The Howard County Human Rights Commission is asking a state agency to lodge an employment discrimination complaint against Circuit Court Clerk C. Merritt Pumphrey, the commission's chairman said yesterday.

Rudolph C. Chapple, the chairman, said Pumphrey's 33-member staff includes no minorities and that a "closed" hiring process had led the commission to suspect there might be "a pattern and practice of discrimination" in the clerk's office.

Chapple said that Howard's commission planned to ask the state Commission on Human Relations to file a complaint against Pumphrey.

Pumphrey, a 63-year-old Democrat, was elected to his third term as court clerk in a landslide election in November. Yesterday, he declined to comment on the allegations because he had not been formally notified of the commission's plans.

An employe in Pumphrey's office said yesterday that one reason for the commission's findings might be that the office has few vacancies and slow turnover.

The commission began investigating Pumphrey's office in the spring after Chapple, during a visit to the court, noticed a "conspicuous" lack of minority employes, he said. Pumphrey was asked to provide information about his staffing patterns and hiring practices.

Last week, Pumphrey wrote in a letter to the commission that his staff consists of 10 white men and 23 white women. He also indicated that he does not advertise job openings, but fills employment vacancies from a backlog of applications.

Howard County's population is 14 percent black.

The failure to advertise could violate federal equal employment opportunity laws, Chapple said.

"Even if no qualified blacks had applied in the past, based on the no-advertisement policy they would be prevented from applying in the future," Chapple said.

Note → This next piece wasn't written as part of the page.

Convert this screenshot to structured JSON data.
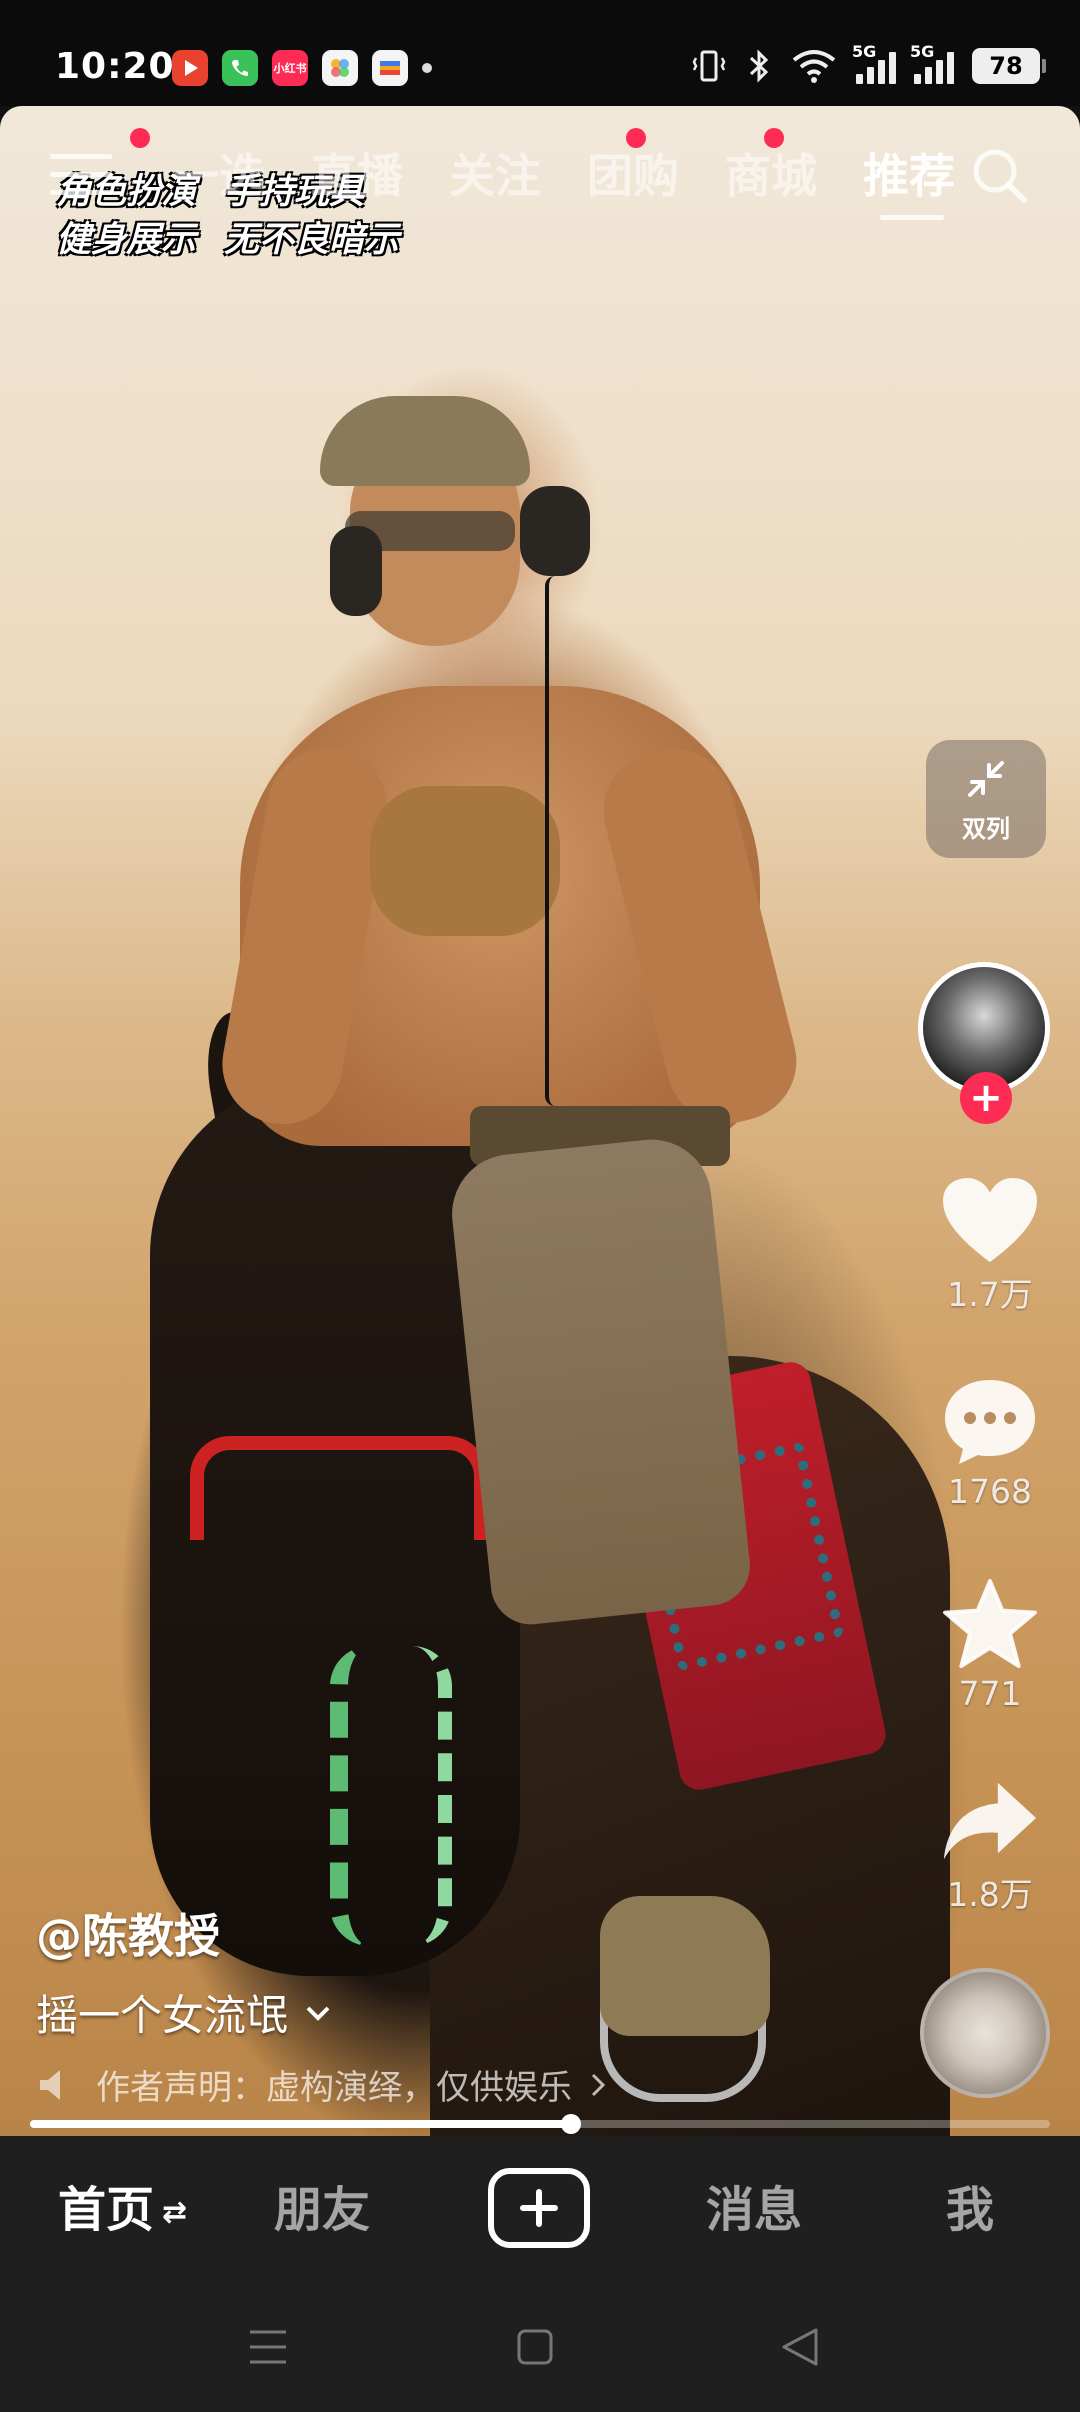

Chapple said he did not know whether Pumphrey had hired any minority group members in the past.

Maryland's Chief Deputy Comptroller Basil Wisner said yesterday that because court clerks are elected, their employes do not fall under the state's merit system.

He added, however, that the clerks' independence does not allow them to practice discrimination.

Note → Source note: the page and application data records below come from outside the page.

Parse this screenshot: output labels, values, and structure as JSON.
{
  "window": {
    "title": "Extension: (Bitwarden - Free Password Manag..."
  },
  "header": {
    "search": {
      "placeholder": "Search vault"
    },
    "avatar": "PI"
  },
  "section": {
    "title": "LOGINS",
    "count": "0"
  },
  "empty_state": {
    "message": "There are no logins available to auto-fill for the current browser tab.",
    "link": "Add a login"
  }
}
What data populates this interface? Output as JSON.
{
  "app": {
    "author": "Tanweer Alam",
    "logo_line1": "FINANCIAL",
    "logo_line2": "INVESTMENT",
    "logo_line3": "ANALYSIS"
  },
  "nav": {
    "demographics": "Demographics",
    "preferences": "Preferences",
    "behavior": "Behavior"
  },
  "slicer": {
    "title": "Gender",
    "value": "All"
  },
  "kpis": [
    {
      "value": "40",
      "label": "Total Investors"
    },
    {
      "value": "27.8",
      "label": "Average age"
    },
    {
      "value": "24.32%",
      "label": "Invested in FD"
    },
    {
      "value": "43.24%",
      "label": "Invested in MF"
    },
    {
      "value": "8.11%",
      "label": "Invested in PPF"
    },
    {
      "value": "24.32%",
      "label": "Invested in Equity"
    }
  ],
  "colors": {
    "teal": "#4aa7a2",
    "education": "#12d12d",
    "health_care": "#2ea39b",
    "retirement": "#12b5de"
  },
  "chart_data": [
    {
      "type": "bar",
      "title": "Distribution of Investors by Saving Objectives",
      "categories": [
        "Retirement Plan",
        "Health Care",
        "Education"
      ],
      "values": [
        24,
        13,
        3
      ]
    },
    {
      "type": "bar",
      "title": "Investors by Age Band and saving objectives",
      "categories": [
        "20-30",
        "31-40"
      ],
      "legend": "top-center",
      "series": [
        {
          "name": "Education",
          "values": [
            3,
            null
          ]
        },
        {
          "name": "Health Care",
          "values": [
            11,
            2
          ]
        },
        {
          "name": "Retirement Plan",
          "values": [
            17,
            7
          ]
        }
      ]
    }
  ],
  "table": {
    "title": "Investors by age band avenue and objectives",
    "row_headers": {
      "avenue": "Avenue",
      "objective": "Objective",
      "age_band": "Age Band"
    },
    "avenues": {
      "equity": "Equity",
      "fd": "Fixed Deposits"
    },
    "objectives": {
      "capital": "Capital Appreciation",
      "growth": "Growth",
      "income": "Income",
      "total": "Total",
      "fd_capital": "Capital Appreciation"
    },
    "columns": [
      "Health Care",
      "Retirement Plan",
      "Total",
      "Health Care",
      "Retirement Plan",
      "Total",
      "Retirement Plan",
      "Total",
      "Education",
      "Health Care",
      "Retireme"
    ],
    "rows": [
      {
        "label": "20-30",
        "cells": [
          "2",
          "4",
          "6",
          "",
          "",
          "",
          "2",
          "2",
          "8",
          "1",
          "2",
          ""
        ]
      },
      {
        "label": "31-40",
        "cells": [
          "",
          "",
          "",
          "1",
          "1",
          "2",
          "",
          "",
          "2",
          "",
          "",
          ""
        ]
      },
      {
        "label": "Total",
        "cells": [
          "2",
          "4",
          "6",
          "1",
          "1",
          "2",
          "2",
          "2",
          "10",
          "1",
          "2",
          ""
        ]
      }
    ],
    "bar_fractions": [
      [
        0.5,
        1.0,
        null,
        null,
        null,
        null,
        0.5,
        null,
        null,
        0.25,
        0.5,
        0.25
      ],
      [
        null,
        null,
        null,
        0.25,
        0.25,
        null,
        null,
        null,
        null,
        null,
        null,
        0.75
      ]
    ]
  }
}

"The state of Maryland is an affirmative action employer and all clerks of court have to exercise affirmative action," Wisner said.

In Maryland, the ultimate administrative authority over circuit court clerks lies with the court's judges.

Howard Circuit Court Administrative Judge Guy J. Cicone said yesterday that although he was personally concerned about the lack of blacks and other minorities in Pumphrey's office, he and the three other judges had never required the clerk to integrate the office.

"I've inquired a couple of times: 'Why don't you have any dark-skinned people around here?' " Cicone said. "He says, 'I can't get anyone to apply and the ones who do apply aren't qualified.' "